How tiny living spaces help create better cities

KODAs in Hanover

Kodasema has been an advocate of tiny living spaces, minimalism and sustainable lifestyle for nearly a decade now. However, to ensure the health of our planet, not enough change has happened in our cities. This is why we continue to talk about this mindset in our blog. When we started Kodasema in 2015, the world’s population was 7.4 billion. Not many people were aware of the need to consider the CO2 footprint of our lives, and look for ways of building and living more sustainably. The world, however, has started to change, and the way at least some of us live, too.

Let’s look at some of the data impacting our lives and our cities. Today, around 40% of households consist of people living alone, while the countries with the largest number of single-person households in Europe are Denmark, Norway, Germany, Finland – with Estonia quite high up on that list, too. In the US, only 27% of households consist of people living alone; however, in less than ten years this number has increased by 10% and continues to rise.

Living alone is possible when people have better health, but it is also more popular due to growing individualism – globally, more people work and have independent income and are more independent than, for example, fifty or sixty years ago. There is less individual dependence on one’s partner and household, making it possible to lead lives alone, satisfying one’s individual needs to one’s liking and making personal choices.

Such a change in population distribution requires new rules for urban planning. We need more small living spaces, and more towns, in which people – while enjoying their lives living alone – can still easily meet their community and neighbours, solve problems, seek help and companionship, if needed and desired.

Merely building towers of multi-room apartments – while seemingly the most efficient – is not in the best interest of the growing percentage of households with people choosing to live alone. People are looking for all kinds of different places to live. Jane Jacobs has researched and written at length about better cities in the US. She offers some easy points to observe when assessing a neighbourhood: for example, look for sidewalks: are they full of people – a sign of a good and safe urban space – or empty – a sign that people might prefer not to move around outside.

Urban space is a meeting place and communication environment, and in addition to physical space, it also has a social and cultural purpose. A mixture of buildings old and new, for different people and businesses catering to the needs of that community, contributes to the healthy composition of a city.

City life requires careful planning. Human behaviour, a person’s mental performance-ability and the physical environment have a close relationship. Why is the human dimension and an understanding of human psychology important in urban planning?

Human-scale urban space supports people in three ways: it takes into account people’s health, looking to build healthier urban environments, it looks for well-being of people, building happier communities, but it also looks to the needs of the economy, to create the conditions for wealth creation in the community.

A ‘greener city’ considers urban planning from both social, economic and environmental aspects.

It is not possible to satisfy the growing and urbanised spatial needs of the world by using old large forms of construction in a nature-friendly way.

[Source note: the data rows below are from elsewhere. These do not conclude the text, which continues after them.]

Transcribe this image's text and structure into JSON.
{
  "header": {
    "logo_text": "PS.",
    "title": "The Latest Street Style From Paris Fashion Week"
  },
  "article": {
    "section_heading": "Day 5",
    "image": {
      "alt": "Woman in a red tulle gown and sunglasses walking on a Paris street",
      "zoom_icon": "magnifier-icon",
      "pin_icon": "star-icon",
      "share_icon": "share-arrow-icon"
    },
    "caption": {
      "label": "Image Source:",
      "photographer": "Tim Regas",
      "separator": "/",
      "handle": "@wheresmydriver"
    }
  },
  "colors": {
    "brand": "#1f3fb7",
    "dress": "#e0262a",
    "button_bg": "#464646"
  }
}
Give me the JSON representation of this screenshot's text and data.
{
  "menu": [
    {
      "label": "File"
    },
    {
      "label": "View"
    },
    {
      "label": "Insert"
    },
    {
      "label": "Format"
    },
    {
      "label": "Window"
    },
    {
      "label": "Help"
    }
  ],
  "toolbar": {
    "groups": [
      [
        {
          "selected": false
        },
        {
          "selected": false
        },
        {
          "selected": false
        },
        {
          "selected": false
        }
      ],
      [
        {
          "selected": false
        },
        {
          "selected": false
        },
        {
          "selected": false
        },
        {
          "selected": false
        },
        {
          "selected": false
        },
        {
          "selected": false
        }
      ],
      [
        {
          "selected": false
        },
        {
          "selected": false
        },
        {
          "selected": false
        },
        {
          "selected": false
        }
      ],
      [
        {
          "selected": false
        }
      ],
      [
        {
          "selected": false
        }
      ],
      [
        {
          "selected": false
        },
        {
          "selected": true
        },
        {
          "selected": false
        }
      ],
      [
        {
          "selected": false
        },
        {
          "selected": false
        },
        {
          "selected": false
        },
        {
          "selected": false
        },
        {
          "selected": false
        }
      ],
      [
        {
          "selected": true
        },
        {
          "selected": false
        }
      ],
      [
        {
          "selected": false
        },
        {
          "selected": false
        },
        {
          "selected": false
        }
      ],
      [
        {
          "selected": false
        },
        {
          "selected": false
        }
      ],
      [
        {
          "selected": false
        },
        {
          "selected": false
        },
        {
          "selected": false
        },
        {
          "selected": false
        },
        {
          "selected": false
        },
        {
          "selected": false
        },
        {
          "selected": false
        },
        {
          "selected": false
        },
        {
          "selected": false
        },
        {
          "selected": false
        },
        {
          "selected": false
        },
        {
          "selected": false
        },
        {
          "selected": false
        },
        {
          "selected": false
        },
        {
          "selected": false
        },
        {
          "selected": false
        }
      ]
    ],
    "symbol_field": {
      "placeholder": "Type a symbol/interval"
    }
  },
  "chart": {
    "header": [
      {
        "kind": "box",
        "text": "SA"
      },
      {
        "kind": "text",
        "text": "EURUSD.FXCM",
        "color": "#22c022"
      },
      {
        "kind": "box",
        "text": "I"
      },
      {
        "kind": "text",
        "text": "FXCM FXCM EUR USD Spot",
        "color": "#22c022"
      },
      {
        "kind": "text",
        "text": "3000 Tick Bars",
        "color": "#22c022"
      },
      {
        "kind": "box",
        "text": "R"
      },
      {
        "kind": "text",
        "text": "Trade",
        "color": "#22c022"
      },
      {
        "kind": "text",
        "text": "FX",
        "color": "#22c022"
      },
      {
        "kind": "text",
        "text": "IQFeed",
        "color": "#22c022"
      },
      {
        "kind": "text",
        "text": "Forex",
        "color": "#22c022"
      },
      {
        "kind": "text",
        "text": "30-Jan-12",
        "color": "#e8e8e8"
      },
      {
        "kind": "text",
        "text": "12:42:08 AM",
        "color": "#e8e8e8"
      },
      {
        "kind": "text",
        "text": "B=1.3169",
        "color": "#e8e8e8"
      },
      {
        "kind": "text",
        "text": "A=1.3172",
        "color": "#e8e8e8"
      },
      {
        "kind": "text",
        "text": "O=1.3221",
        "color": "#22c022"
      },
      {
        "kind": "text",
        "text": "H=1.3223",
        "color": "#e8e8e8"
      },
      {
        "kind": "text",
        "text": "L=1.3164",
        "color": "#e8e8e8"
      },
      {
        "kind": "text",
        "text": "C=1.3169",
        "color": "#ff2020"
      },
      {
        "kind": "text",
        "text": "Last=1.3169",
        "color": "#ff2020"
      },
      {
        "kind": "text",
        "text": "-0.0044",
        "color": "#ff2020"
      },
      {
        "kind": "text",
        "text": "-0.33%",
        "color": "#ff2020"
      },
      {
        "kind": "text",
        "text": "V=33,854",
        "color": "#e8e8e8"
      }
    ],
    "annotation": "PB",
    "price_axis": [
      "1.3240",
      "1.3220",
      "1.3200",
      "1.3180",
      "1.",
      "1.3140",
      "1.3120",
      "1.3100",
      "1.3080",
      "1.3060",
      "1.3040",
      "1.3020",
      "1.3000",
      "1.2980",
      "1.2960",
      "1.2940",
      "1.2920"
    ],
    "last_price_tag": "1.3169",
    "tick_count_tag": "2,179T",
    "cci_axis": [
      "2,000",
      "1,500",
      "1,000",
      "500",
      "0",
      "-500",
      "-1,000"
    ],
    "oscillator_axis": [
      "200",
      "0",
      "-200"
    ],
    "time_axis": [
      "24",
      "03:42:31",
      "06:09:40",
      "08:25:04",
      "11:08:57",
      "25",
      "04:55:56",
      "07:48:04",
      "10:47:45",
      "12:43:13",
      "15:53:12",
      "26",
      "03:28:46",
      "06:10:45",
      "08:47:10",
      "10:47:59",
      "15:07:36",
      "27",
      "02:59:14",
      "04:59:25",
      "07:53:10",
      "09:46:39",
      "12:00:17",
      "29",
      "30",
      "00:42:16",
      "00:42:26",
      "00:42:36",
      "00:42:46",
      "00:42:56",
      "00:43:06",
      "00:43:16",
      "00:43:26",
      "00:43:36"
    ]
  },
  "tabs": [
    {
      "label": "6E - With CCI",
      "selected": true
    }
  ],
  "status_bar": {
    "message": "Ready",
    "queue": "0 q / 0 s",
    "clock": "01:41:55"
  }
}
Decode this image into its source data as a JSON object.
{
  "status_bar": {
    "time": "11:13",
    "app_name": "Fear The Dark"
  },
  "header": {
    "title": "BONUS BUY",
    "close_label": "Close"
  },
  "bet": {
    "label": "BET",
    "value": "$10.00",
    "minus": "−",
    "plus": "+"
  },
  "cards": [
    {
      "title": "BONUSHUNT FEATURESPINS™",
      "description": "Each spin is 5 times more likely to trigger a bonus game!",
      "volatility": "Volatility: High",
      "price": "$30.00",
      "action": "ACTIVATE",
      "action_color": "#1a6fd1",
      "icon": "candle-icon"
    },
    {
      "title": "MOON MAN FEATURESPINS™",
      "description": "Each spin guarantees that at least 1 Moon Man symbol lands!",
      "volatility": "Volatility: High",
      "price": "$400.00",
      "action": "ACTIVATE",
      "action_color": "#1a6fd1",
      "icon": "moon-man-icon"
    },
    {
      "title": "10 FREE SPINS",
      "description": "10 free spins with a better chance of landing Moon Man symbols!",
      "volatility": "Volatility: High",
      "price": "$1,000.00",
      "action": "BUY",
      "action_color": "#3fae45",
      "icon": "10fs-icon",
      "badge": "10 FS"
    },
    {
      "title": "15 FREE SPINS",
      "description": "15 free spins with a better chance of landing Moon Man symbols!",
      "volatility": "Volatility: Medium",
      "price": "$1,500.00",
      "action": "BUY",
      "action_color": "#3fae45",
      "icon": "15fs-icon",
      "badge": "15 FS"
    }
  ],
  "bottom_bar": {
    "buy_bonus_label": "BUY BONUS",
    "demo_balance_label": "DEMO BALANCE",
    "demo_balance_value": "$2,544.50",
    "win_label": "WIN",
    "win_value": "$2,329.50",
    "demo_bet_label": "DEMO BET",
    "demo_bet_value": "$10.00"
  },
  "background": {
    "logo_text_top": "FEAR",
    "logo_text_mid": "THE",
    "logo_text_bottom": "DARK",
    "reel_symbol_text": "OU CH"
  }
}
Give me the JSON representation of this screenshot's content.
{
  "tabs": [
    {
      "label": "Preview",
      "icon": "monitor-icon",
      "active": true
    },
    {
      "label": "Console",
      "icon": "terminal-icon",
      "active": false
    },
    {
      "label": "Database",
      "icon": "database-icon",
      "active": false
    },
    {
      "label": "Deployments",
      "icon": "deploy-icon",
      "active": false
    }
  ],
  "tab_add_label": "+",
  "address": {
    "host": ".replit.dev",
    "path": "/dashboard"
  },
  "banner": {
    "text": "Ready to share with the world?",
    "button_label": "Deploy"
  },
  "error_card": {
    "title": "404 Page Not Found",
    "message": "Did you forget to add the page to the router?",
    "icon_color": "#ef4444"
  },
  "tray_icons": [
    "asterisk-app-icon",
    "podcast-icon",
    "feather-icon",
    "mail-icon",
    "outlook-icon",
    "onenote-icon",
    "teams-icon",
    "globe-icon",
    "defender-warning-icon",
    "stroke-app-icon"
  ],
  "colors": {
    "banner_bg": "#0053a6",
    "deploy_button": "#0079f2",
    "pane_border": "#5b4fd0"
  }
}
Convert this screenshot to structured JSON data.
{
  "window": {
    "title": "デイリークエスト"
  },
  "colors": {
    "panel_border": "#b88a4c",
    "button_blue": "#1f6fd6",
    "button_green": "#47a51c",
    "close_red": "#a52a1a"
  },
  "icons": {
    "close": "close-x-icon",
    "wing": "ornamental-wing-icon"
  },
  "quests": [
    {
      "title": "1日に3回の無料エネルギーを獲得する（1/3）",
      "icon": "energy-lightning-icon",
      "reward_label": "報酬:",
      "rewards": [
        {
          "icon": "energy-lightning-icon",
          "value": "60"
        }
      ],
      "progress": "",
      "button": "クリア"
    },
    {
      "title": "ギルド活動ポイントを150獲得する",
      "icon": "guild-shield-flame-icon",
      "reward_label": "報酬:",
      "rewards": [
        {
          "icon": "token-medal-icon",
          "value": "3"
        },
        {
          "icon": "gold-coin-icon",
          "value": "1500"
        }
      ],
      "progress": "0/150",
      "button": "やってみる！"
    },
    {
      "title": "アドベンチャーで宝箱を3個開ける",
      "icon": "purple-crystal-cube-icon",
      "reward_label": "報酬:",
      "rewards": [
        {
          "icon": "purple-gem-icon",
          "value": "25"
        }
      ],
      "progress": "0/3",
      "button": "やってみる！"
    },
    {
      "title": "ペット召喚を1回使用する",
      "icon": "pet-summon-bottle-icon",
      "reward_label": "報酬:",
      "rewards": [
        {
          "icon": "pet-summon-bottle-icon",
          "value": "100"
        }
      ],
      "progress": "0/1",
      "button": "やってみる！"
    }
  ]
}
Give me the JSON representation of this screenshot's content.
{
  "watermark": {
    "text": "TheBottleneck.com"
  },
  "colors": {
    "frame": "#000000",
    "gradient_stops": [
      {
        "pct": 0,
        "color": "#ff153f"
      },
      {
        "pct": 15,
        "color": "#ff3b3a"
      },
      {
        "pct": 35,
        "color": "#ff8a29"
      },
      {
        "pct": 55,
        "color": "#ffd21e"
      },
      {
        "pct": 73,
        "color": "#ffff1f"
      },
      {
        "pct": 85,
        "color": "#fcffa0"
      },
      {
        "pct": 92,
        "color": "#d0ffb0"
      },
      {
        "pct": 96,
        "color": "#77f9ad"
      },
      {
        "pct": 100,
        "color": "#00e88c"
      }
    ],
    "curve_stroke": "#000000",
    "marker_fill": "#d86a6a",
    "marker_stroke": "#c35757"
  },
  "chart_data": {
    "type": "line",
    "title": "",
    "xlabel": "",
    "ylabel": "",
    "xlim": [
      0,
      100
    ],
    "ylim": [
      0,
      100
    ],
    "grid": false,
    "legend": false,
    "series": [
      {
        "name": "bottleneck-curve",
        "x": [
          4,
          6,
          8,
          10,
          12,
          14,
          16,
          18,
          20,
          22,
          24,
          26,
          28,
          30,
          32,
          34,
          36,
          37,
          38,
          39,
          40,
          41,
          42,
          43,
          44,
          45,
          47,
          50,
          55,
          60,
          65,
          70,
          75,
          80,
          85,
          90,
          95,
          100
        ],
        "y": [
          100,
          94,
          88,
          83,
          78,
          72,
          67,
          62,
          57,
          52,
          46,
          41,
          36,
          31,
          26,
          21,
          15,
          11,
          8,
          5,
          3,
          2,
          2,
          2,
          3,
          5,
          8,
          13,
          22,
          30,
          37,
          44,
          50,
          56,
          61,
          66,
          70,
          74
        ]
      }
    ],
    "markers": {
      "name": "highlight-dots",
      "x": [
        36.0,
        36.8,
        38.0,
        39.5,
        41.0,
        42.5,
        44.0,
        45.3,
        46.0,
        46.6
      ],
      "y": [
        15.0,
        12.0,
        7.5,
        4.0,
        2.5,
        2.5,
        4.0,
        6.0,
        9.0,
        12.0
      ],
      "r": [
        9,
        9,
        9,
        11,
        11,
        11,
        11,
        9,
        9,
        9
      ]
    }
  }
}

Construction generates noise, garbage, extra traffic, and along with building maintenance, creates 50% of the CO2 emitted into the world. Concrete, steel and aluminium alone create 27% of the world’s CO2 footprint, mainly in the construction sector. This, added to the prediction that by 2060, the floor area of the world’s rooms will double, there is serious reason to consider very carefully what, where and how we build.

Timber-based, small-scale, factory-built design houses like KODA offer an alternative for the cities of the future. Factory-built, small scale homes allow for frictionless adding of small homes in urban settings: with nearly none of the disruption created by an old style construction lot. Adding entire new pocket neighbourhoods of homes meeting all the contemporary needs becomes easy and fast – something appreciated by the community already living in the area.

Today, digitisation and standardisation make these neighbourhoods a possibility for any city, provided the local planning laws and rules are up-to-date to fit the changing needs of the population.

Our experience with KODAs in a number of cities shows without doubt that modular, high-quality small houses provide a quick and convenient solution for densification of cities and specific areas, for the introduction of new areas and the transformation of areas to better fit people’s needs.

Small houses can be used to achieve multi-purpose and multifunctionality in the planning of urban areas. Areas for social interaction can and should be pre-planned when setting up the neighbourhoods. Areas used by office workers eating sandwiches at lunch, young parents with prams and toddlers in the morning, and people in the evening for gathering and socialising.

Demographically and economically, we need different spaces – and a different amount of space – at different stages of our lives. Setting up neighbourhoods that are flexible to the changing needs of people make our urban environments better – for a higher quality of life, for all forms of households, be it one person or more.